Problem to solve
In the records below, pick out all lines containing the word "data".

Extracted material
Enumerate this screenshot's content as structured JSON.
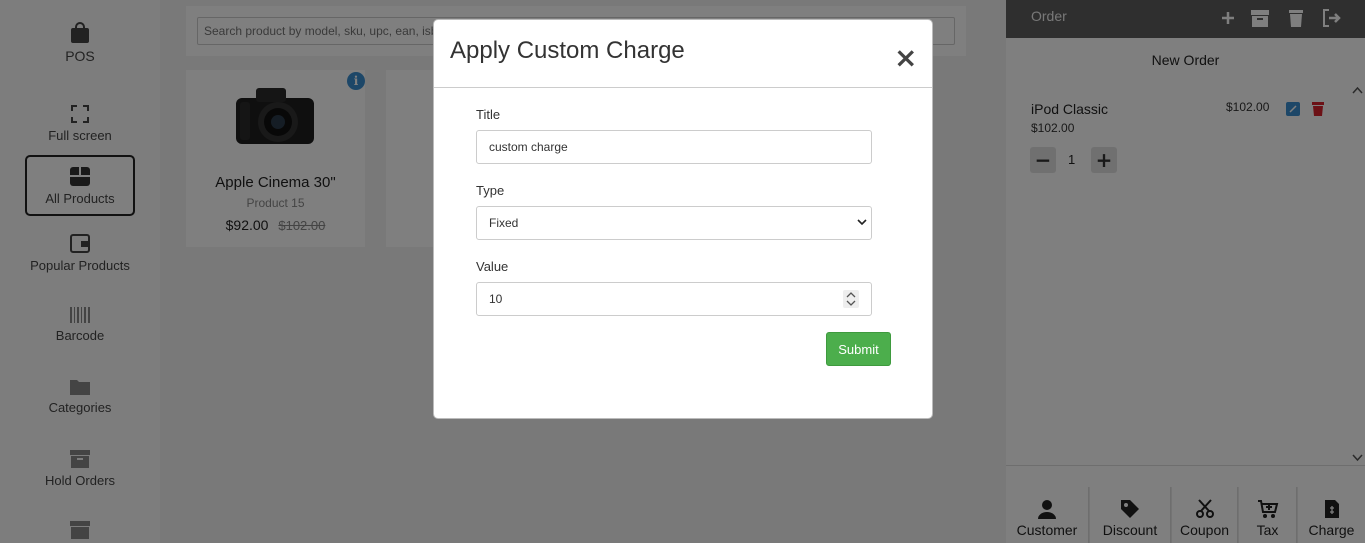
{
  "sidebar": {
    "items": [
      {
        "label": "POS",
        "icon": "bag-icon"
      },
      {
        "label": "Full screen",
        "icon": "expand-icon"
      },
      {
        "label": "All Products",
        "icon": "box-icon"
      },
      {
        "label": "Popular Products",
        "icon": "wallet-icon"
      },
      {
        "label": "Barcode",
        "icon": "barcode-icon"
      },
      {
        "label": "Categories",
        "icon": "folder-icon"
      },
      {
        "label": "Hold Orders",
        "icon": "archive-icon"
      }
    ]
  },
  "main": {
    "search": {
      "placeholder": "Search product by model, sku, upc, ean, isbn, mpn"
    },
    "products": [
      {
        "name": "Apple Cinema 30\"",
        "sub": "Product 15",
        "price": "$92.00",
        "old_price": "$102.00"
      }
    ]
  },
  "order": {
    "title": "Order",
    "new_order": "New Order",
    "item": {
      "name": "iPod Classic",
      "price": "$102.00",
      "line_total": "$102.00",
      "qty": "1"
    },
    "bottom": [
      {
        "label": "Customer",
        "icon": "user-icon"
      },
      {
        "label": "Discount",
        "icon": "tag-icon"
      },
      {
        "label": "Coupon",
        "icon": "scissors-icon"
      },
      {
        "label": "Tax",
        "icon": "cart-plus-icon"
      },
      {
        "label": "Charge",
        "icon": "receipt-icon"
      }
    ]
  },
  "modal": {
    "title": "Apply Custom Charge",
    "close": "×",
    "title_label": "Title",
    "title_value": "custom charge",
    "type_label": "Type",
    "type_value": "Fixed",
    "value_label": "Value",
    "value_value": "10",
    "submit": "Submit"
  },
  "colors": {
    "submit": "#4cae4c",
    "header": "#5e5e5e",
    "delete": "#d9232d",
    "edit": "#3b8fd0"
  }
}
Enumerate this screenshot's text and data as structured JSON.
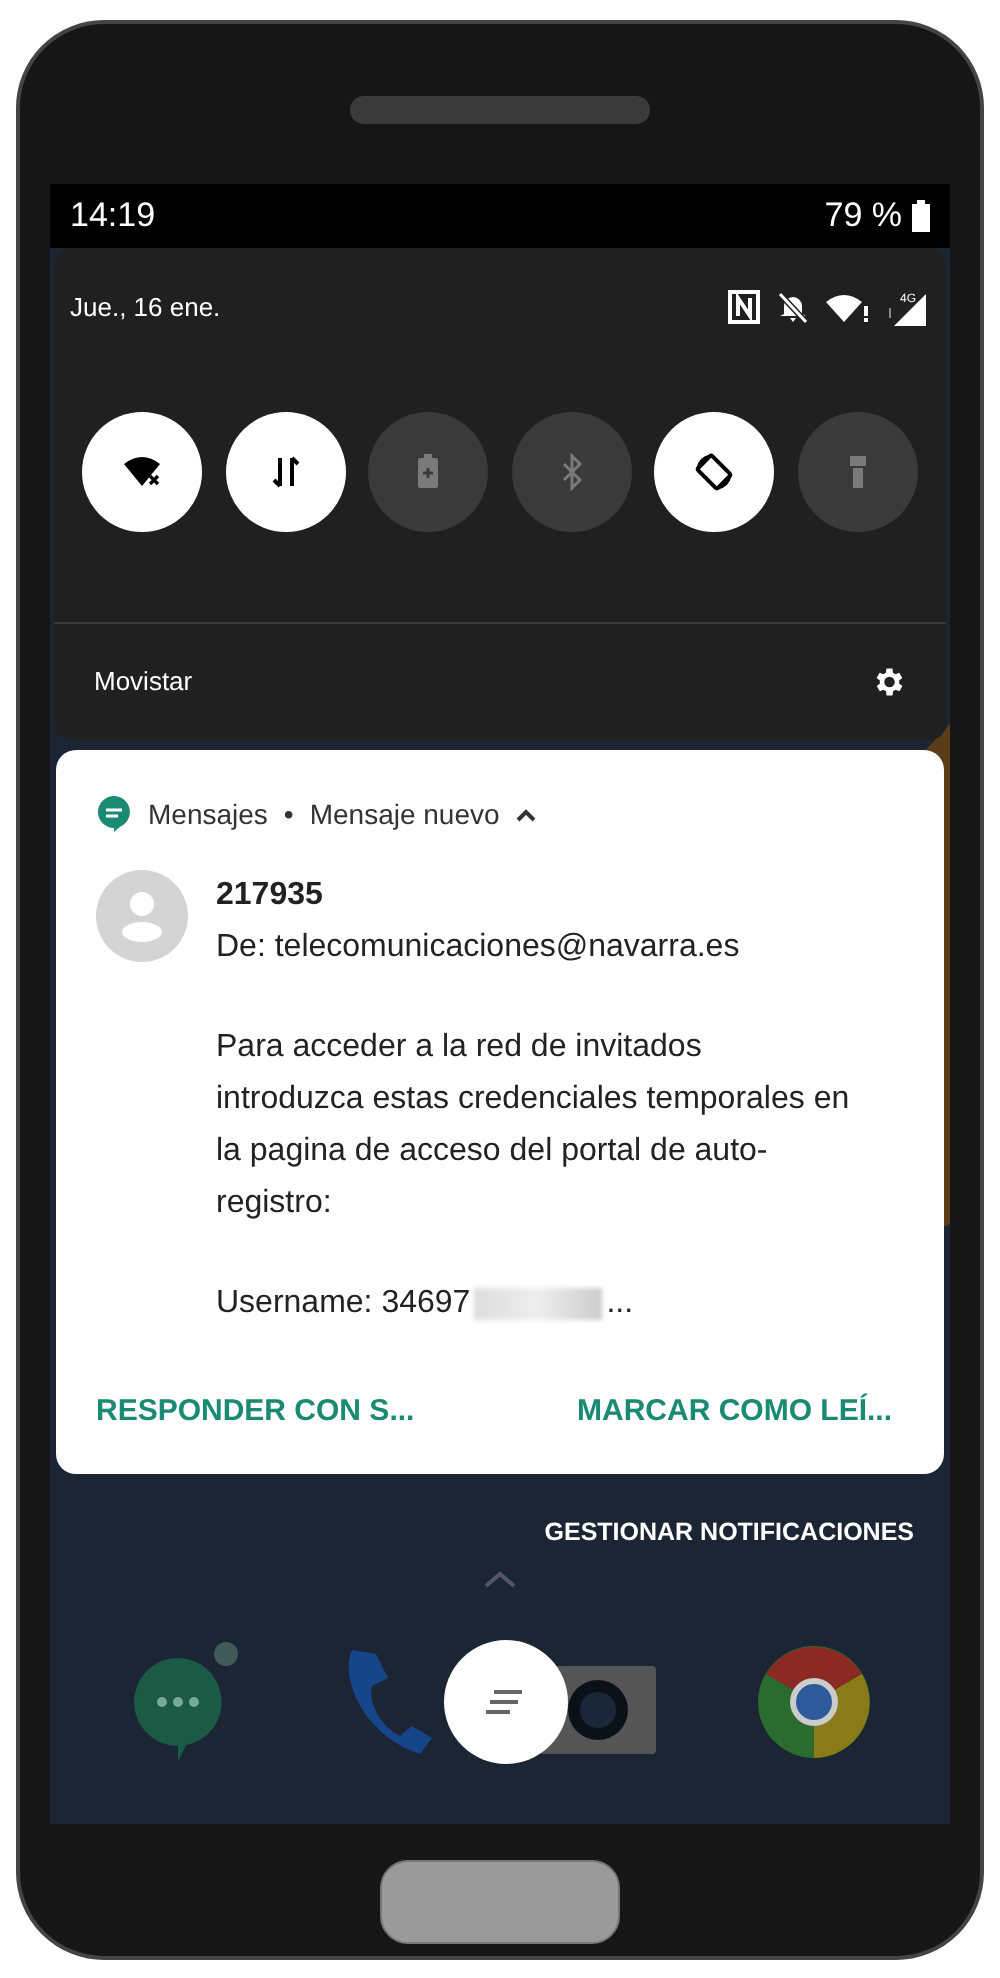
{
  "status_bar": {
    "time": "14:19",
    "battery": "79 %"
  },
  "quick_settings": {
    "date": "Jue., 16 ene.",
    "network": "4G",
    "carrier": "Movistar",
    "tiles": [
      {
        "kind": "wifi",
        "on": true
      },
      {
        "kind": "data",
        "on": true
      },
      {
        "kind": "battery_saver",
        "on": false
      },
      {
        "kind": "bluetooth",
        "on": false
      },
      {
        "kind": "rotate",
        "on": true
      },
      {
        "kind": "flashlight",
        "on": false
      }
    ]
  },
  "notification": {
    "app": "Mensajes",
    "separator": "•",
    "category": "Mensaje nuevo",
    "expanded": true,
    "sender": "217935",
    "from": "De: telecomunicaciones@navarra.es",
    "body": "Para acceder a la red de invitados introduzca estas credenciales temporales en la pagina de acceso del portal de auto-registro:",
    "username": "Username: 34697",
    "username_more": "...",
    "actions": [
      "RESPONDER CON S...",
      "MARCAR COMO LEÍ..."
    ]
  },
  "manage_button": "GESTIONAR NOTIFICACIONES"
}
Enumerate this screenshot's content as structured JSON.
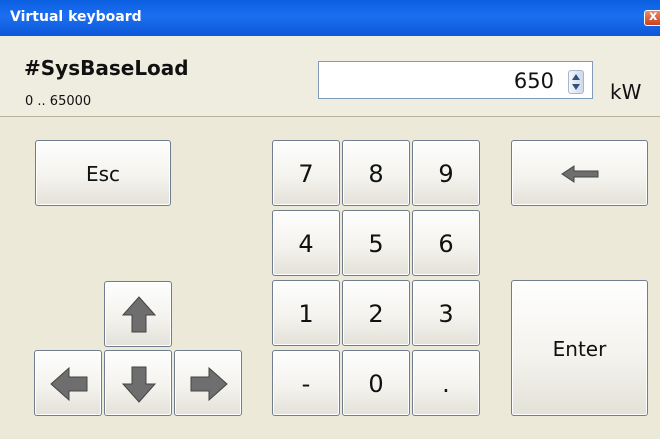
{
  "window": {
    "title": "Virtual keyboard",
    "close_glyph": "x"
  },
  "variable": {
    "name": "#SysBaseLoad",
    "range": "0 .. 65000"
  },
  "input": {
    "value": "650",
    "unit": "kW"
  },
  "keys": {
    "esc": "Esc",
    "enter": "Enter",
    "digits": [
      "7",
      "8",
      "9",
      "4",
      "5",
      "6",
      "1",
      "2",
      "3",
      "-",
      "0",
      "."
    ]
  },
  "icons": {
    "backspace": "backspace-arrow-icon",
    "up": "arrow-up-icon",
    "down": "arrow-down-icon",
    "left": "arrow-left-icon",
    "right": "arrow-right-icon",
    "spinner": "spinner-icon"
  },
  "colors": {
    "titlebar": "#0a5fe0",
    "window_bg": "#ece9d8",
    "arrow_fill": "#6e6e6e"
  }
}
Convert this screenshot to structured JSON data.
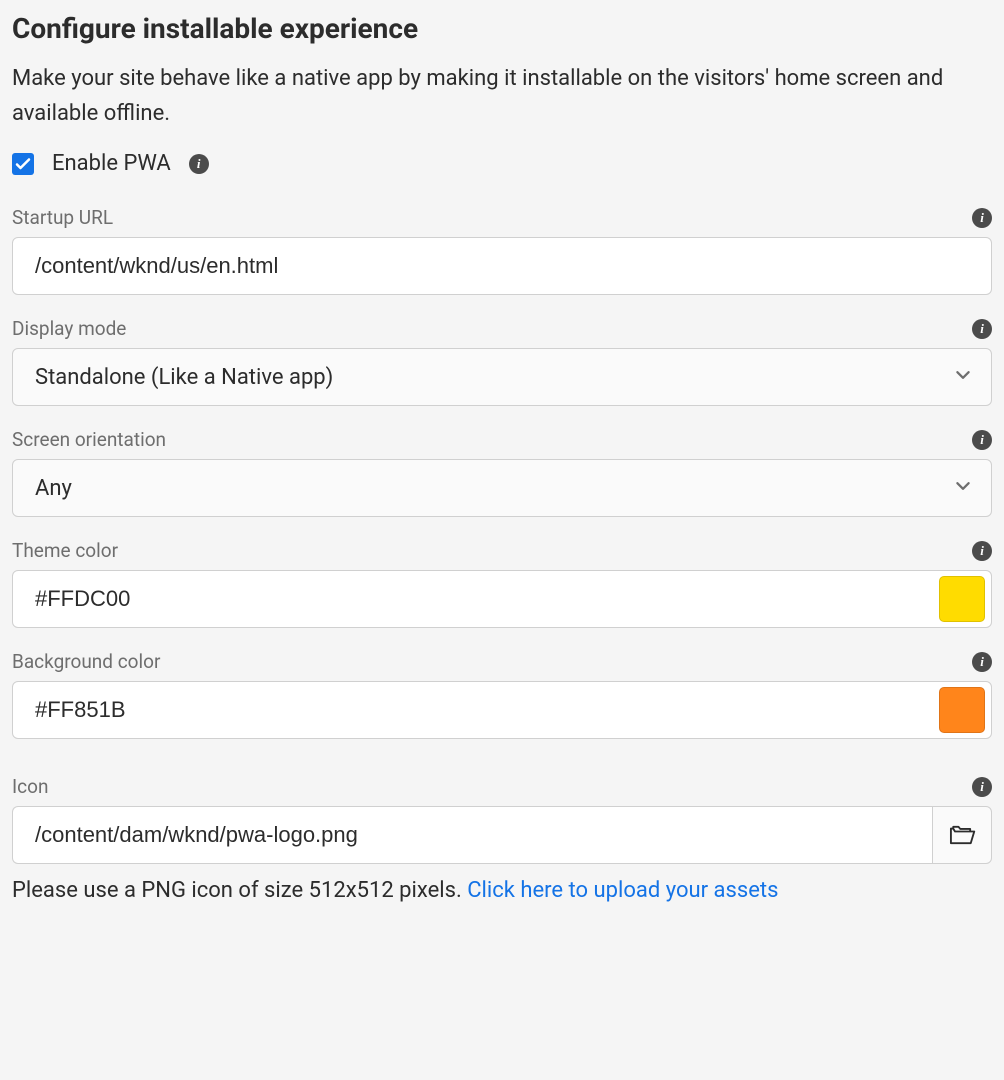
{
  "header": {
    "title": "Configure installable experience",
    "description": "Make your site behave like a native app by making it installable on the visitors' home screen and available offline."
  },
  "enable": {
    "label": "Enable PWA",
    "checked": true
  },
  "fields": {
    "startup_url": {
      "label": "Startup URL",
      "value": "/content/wknd/us/en.html"
    },
    "display_mode": {
      "label": "Display mode",
      "value": "Standalone (Like a Native app)"
    },
    "screen_orientation": {
      "label": "Screen orientation",
      "value": "Any"
    },
    "theme_color": {
      "label": "Theme color",
      "value": "#FFDC00",
      "swatch": "#FFDC00"
    },
    "background_color": {
      "label": "Background color",
      "value": "#FF851B",
      "swatch": "#FF851B"
    },
    "icon": {
      "label": "Icon",
      "value": "/content/dam/wknd/pwa-logo.png",
      "hint_prefix": "Please use a PNG icon of size 512x512 pixels. ",
      "hint_link": "Click here to upload your assets"
    }
  }
}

Result of this exercise
Enumerate this screenshot's text and data as structured JSON.
        "kind": "data",
Convert this screenshot to structured JSON data.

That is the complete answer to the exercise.